Next came the Larco Museum surrounded by plants and flowers that were a feast to the eye. Bougainvilleas every where!! The walkway to the museum overflowed with them, so dramatic and beautiful. Inside were ceremonial clay pots and jewellery from the height of the Inca Empires and more…erotica pottery. In all shapes and sizes. In all positions. More than you can imagine. Way more. My father did a series of erotic sculptures when he was 70. I guess I’ll wait 10 years for my series.
My youngest daughter Rebecca and I embarked on another adventure, this time to South America. Combining her biologist/conservation/educator profession and mine as an artist, I learnt to see things differently. Our introduction to Lima was the ruin near our hotel in Miraflores, called “Huaca Pucllana” built by people of the Lima culture around the 5th century A.D. The site was considered a “Nawpallacta”: an ancient sacred place. Small adobe bricks were made by hand and placed in vertical rows. The effect was pure symmetry . The restaurant on site was an unintentional find: Lima is becoming one of the culinary capitals of the world. The food was absolutely delicious. Rebecca had her first ceviche – delicately marinated raw fish.
The next day, we walked through the old part of Lima. Plaza des Armas, for example, with it’s original fountain, has it’s own story. Every year on July 27th, it is filled with Pisco Sour, for every one to enjoy. Or so they say..
The architecture is a type of neo-colonial style, with a Moorish influence. I will learn later on in the trip that Peru consists of many cultures, blending from the Incas, Spaniards, Chinese, and so many more. The buildings in Old Lima reflected this. I started thinking about paintings with these brightly coloured buildings and delicately carved wooden balconies.
Touring the City Palace of Jaipur (Rajasthan) was to behold one beautiful thing after another. The ornate marble patterns, the carvings, inlays and even giant silver urns meant to carry water from the Ganges for the Maharaja’s travels, were all spectacular. One again, the colors shone for me.A memorable and suitable finish to our stay in Jaipur and our tour of India was the “Gaitore” Crematorium, a mausoleum for the Maharajas. It was quiet there. Peaceful. And for my daughter Tamara, who did not want to walk through yet another beautiful sight, there was a lady doing henna in a hut by the crematorium. So we were both quite satisfied.

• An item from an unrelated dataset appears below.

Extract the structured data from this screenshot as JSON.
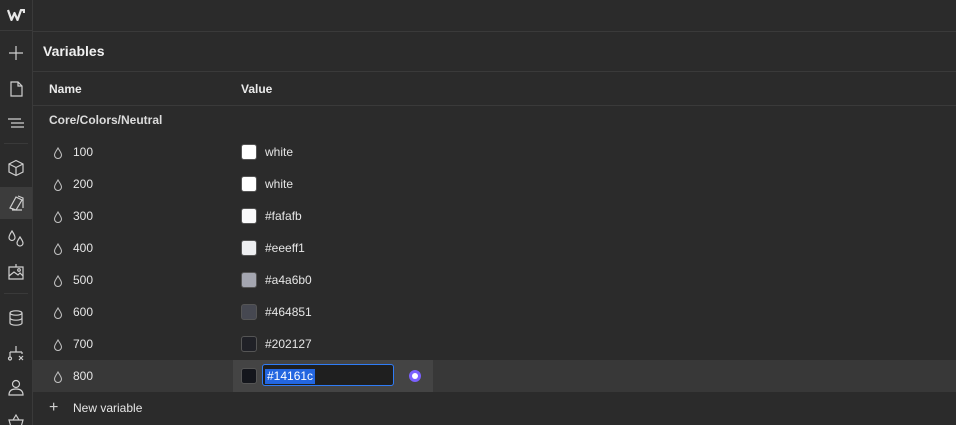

Finally, the ladies of Jaipur chatting on our way home (why can’t I dress this way?) juxtaposed with a painting in the lobby of our hotel. Lastly, a Happy Hour good bye with my new favourite wine, Indian Fratelli Chardonay.